Ayotte remains undecided on Syria resolution after dinner with Obama, Biden
Sen. Kelly Ayotte remains undecided on whether to support President Barack Obama’s plan for military strikes against Syria after a dinner discussion with the President and Vice President Joe Biden on Sunday night, a spokesman said Monday.
Ayotte was among six Republican senators who dined on “Italian food served family style” at the U.S. Naval Observatory, the official residence of the Vice President, according to a pool report.
Obama, reports say, made an unannounced visit to the observatory shortly after 7 p.m. and spent about 80 minutes with the group.
The dinner and presidential drop-by was part of Obama’s intensifying effort to lobby undecided and skeptical members of Congress to support his resolution authorizing military force against the Syrian government. He is scheduled to speak to the nation from the Oval Office on his plan Tuesday night.
Ayotte spokesman Jeff Grappone said Monday that following the dinner, Ayotte remains undecided.
In an email to constituents last Friday, Ayotte wrote that after participating in a classified Senate Armed Services Committee briefing last Wednesday, she was evaluating the Senate resolution.
The first vote related to the resolution will be a “cloture” vote, requiring 60 votes, to proceed to debate and vote on the resolution. A vote Wednesday on moving forward with debate appears likely.
The final vote requires a simply majority.
The timing of a vote in the House remains unclear.
The resolution that passed the Senate Foreign Relations Committee on a 10-7 vote last week sets a 60-day deadline for military action in Syria, with one 30-day extension possible. It also bars the involvement of U.S. ground forces.
“I still have additional questions about our military objectives and how we will achieve them,” Ayotte wrote on Friday.
“I look forward to hearing what the President will say in his address to the nation” on Tuesday night, “including why using military force against the Assad regime is in our national security interests, what our objectives will be in using force, and how we will achieve those objectives,” Ayotte wrote.
Also attending the Sunday night dinner were Sens. Susan Collins of Maine, Lindsey Graham of South Carolina, Saxby Chambliss of Georgia, Rob Corker of Tennessee and Deb Fischer of Nebraska.
Sen. Jeanne Shaheen is supporting Obama on the strike, having voted in favor of the resolution in the foreign relations committee last week.
“Failing to take action against the Assad regime’s use of chemical weapons poses a significant and direct threat to American national security interests,” Shaheen said after the vote.

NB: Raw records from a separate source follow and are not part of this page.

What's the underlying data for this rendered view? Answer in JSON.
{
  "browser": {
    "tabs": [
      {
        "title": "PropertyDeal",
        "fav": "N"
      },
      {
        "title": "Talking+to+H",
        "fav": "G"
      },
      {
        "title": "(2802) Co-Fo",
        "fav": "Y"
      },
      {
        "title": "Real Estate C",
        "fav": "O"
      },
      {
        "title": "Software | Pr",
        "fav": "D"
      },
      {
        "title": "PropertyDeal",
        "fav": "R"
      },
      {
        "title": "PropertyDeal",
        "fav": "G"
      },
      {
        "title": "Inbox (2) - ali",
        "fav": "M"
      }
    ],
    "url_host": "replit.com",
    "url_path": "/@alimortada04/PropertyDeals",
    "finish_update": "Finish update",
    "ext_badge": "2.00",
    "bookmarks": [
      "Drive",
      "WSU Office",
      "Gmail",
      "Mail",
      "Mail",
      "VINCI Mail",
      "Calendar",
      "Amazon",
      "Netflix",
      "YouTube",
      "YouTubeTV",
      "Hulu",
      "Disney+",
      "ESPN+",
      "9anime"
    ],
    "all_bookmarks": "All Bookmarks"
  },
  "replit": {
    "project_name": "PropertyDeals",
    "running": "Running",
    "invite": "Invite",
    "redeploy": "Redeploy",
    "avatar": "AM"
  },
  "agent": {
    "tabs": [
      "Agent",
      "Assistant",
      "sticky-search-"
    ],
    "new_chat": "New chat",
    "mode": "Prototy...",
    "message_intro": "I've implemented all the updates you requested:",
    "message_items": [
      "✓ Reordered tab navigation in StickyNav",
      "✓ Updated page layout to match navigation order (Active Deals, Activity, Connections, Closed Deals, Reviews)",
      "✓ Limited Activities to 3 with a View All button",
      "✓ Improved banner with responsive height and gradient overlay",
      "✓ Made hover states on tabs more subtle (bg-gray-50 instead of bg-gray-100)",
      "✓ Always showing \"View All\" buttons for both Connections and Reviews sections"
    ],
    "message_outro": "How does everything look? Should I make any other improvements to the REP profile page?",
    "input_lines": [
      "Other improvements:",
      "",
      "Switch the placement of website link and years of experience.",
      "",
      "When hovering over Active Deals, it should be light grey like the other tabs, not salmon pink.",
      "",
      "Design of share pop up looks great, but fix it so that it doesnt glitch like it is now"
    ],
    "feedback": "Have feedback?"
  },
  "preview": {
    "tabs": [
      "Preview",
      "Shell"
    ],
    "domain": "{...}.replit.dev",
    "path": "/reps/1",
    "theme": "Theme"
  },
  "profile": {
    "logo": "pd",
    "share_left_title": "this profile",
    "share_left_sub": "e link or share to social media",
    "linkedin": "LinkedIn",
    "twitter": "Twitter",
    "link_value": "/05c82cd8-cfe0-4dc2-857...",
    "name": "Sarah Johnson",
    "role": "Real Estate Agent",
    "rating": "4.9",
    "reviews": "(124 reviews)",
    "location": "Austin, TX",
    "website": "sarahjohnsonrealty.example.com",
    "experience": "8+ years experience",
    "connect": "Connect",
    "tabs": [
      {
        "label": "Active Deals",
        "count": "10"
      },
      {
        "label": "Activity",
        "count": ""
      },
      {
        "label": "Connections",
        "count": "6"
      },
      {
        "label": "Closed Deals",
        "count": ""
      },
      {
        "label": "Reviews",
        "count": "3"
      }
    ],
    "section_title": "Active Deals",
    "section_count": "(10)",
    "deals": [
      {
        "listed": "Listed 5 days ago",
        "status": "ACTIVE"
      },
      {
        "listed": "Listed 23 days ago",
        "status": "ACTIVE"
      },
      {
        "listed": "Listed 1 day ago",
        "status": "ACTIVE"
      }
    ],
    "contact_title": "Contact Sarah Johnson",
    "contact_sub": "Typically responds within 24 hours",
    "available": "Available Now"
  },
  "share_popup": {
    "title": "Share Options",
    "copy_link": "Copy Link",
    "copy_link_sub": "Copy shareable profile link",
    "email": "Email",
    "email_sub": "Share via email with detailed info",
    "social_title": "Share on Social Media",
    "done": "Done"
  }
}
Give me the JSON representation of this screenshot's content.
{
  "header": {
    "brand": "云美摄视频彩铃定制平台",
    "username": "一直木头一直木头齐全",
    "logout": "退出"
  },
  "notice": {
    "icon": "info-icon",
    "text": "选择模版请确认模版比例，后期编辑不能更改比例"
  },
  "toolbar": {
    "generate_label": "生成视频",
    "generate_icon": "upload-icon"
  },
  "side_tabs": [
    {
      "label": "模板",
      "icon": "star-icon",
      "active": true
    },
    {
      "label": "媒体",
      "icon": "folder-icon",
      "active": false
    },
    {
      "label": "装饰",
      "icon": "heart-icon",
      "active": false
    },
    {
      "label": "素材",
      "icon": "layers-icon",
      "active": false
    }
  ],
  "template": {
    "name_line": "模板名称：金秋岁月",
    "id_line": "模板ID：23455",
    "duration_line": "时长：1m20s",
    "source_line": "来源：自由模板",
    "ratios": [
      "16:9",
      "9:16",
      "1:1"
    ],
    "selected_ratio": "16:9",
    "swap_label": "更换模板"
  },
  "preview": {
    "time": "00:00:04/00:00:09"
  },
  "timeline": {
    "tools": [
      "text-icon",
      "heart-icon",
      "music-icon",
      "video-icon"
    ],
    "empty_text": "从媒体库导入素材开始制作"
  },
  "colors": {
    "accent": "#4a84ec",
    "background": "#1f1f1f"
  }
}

In the House, New Hampshire Rep. Carol Shea-Porter said she opposes the strike, while Rep. Ann Kuster has said she is leaning against the resolution.
Shea-Porter said, “If the United States launches a sustained and heavy attack, we run the risk of swapping (Syrian leader) Assad out for some equally ruthless group. If we launch a smaller, targeted attack, we run the risk of emboldening President Assad and causing more casualties.”
Kuster said her concern “is that this strike -- whatever the scope, whatever the duration -- will have consequences in the region that I don’t know that we can predict.”